Mentions: Binding of proteins to chromatin in vivo is influenced by many different factors, such as the combinatorics of different modifications on histones and DNA, the presence of DNA-binding proteins other than histone core particles and the three dimensional structure of chromatin (39). In the classical chromatin-immunoprecipitation (ChIP) method chromatin is crosslinked by formaldehyde and sheared by nuclease treatment or sonication to a length of one to three nucleosomes, followed by antibody based affinity purification and analysis of the bound DNA by PCR or next generation sequencing (ChIP-seq) (40,41). Technological improvements in MS have recently allowed the application of these ChIP protocols to elucidate chromatin associated protein complexes, a technology termed ChIP-MS (42,43), ChroP (44,45), mChIP (46,47), or RIME (48–50) (Figure 2A). Two recent papers enriched nucleosomes containing particular histone modifications to study protein interaction networks of genomic regions marked with specific histone PTMs for promoter, enhancer and heterochromatin regions in mouse ESCs (51,52). Interestingly, the same method can also identify co-occurrence of histone marks, by analysing the histone PTM levels in the precipitated material (44). The application of ChIP-MS to histone variants elucidated nucleosomal ratios and histone PTMs of mononucleosomes containing non-canonical histone variants (43).Figure 2.
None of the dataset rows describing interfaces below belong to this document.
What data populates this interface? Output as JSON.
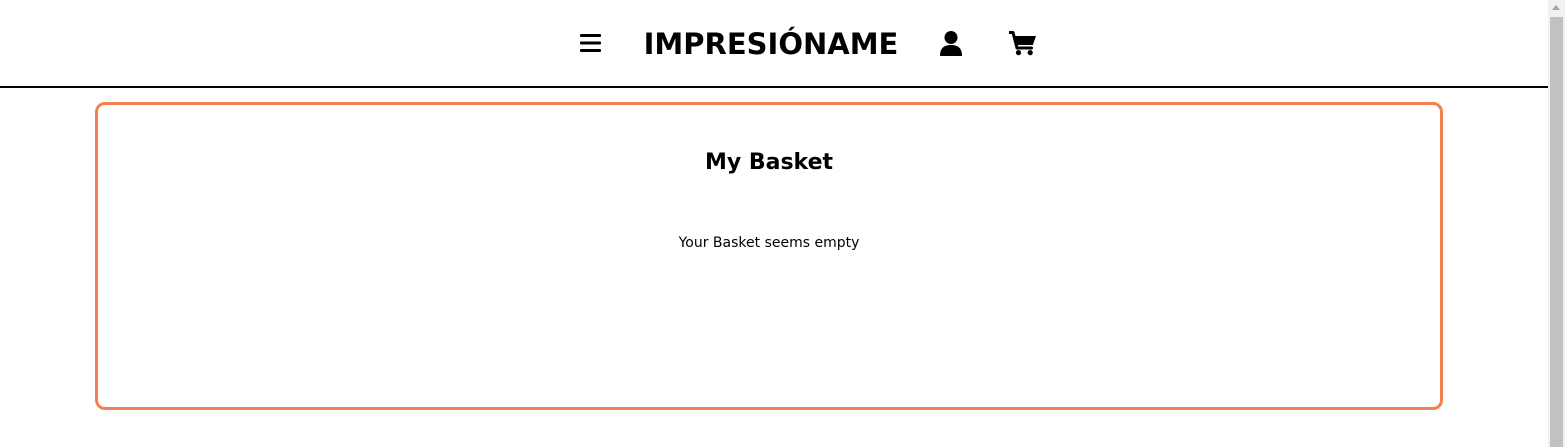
{
  "header": {
    "brand": "IMPRESIÓNAME",
    "menu_icon": "menu-icon",
    "user_icon": "user-icon",
    "cart_icon": "cart-icon"
  },
  "basket": {
    "title": "My Basket",
    "empty_message": "Your Basket seems empty"
  },
  "colors": {
    "accent_border": "#f47f4f",
    "header_rule": "#000000",
    "text": "#000000",
    "background": "#ffffff"
  }
}
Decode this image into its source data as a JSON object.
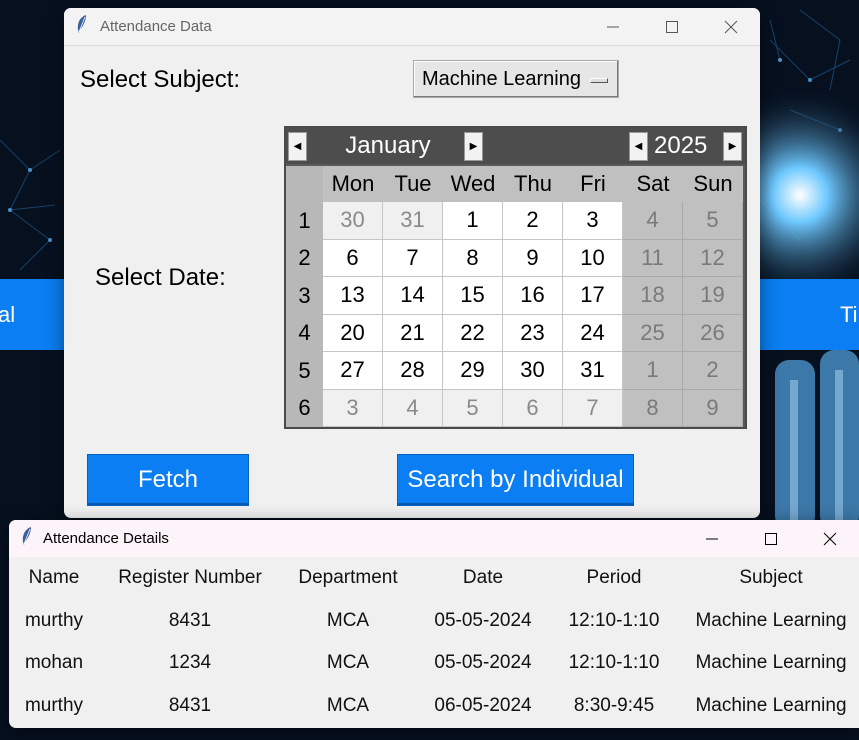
{
  "background": {
    "left_band_text": "al",
    "right_band_text": "Ti"
  },
  "main_window": {
    "title": "Attendance Data",
    "subject_label": "Select Subject:",
    "subject_value": "Machine Learning",
    "date_label": "Select Date:",
    "calendar": {
      "month": "January",
      "year": "2025",
      "day_names": [
        "Mon",
        "Tue",
        "Wed",
        "Thu",
        "Fri",
        "Sat",
        "Sun"
      ],
      "weeks": [
        {
          "num": "1",
          "days": [
            "30",
            "31",
            "1",
            "2",
            "3",
            "4",
            "5"
          ]
        },
        {
          "num": "2",
          "days": [
            "6",
            "7",
            "8",
            "9",
            "10",
            "11",
            "12"
          ]
        },
        {
          "num": "3",
          "days": [
            "13",
            "14",
            "15",
            "16",
            "17",
            "18",
            "19"
          ]
        },
        {
          "num": "4",
          "days": [
            "20",
            "21",
            "22",
            "23",
            "24",
            "25",
            "26"
          ]
        },
        {
          "num": "5",
          "days": [
            "27",
            "28",
            "29",
            "30",
            "31",
            "1",
            "2"
          ]
        },
        {
          "num": "6",
          "days": [
            "3",
            "4",
            "5",
            "6",
            "7",
            "8",
            "9"
          ]
        }
      ]
    },
    "fetch_label": "Fetch",
    "search_label": "Search by Individual"
  },
  "details_window": {
    "title": "Attendance Details",
    "columns": [
      "Name",
      "Register Number",
      "Department",
      "Date",
      "Period",
      "Subject"
    ],
    "rows": [
      [
        "murthy",
        "8431",
        "MCA",
        "05-05-2024",
        "12:10-1:10",
        "Machine Learning"
      ],
      [
        "mohan",
        "1234",
        "MCA",
        "05-05-2024",
        "12:10-1:10",
        "Machine Learning"
      ],
      [
        "murthy",
        "8431",
        "MCA",
        "06-05-2024",
        "8:30-9:45",
        "Machine Learning"
      ]
    ]
  },
  "colors": {
    "accent": "#0a7ef2",
    "calendar_header": "#4d4d4d",
    "weekend_bg": "#c0c0c0"
  }
}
View Article: PubMed Central - PubMed

ABSTRACT

High-resolution mass spectrometry (MS)-based proteomics is a powerful method for the identification of soluble protein complexes and large-scale affinity purification screens can decode entire protein interaction networks. In contrast, protein complexes residing on chromatin have been much more challenging, because they are difficult to purify and often of very low abundance. However, this is changing due to recent methodological and technological advances in proteomics. Proteins interacting with chromatin marks can directly be identified by pulldowns with synthesized histone tails containing posttranslational modifications (PTMs). Similarly, pulldowns with DNA baits harbouring single nucleotide polymorphisms or DNA modifications reveal the impact of those DNA alterations on the recruitment of transcription factors. Accurate quantitation – either isotope-based or label free – unambiguously pinpoints proteins that are significantly enriched over control pulldowns. In addition, protocols that combine classical chromatin immunoprecipitation (ChIP) methods with mass spectrometry (ChIP-MS) target gene regulatory complexes in their in-vivo context. Similar to classical ChIP, cells are crosslinked with formaldehyde and chromatin sheared by sonication or nuclease digested. ChIP-MS baits can be proteins in tagged or endogenous form, histone PTMs, or lncRNAs. Locus-specific ChIP-MS methods would allow direct purification of a single genomic locus and the proteins associated with it. There, loci can be targeted either by artificial DNA-binding sites and corresponding binding proteins or via proteins with sequence specificity such as TAL or nuclease deficient Cas9 in combination with a specific guide RNA. We predict that advances in MS technology will soon make such approaches generally applicable tools in epigenetics.

No MeSH data available.


Related in: MedlinePlus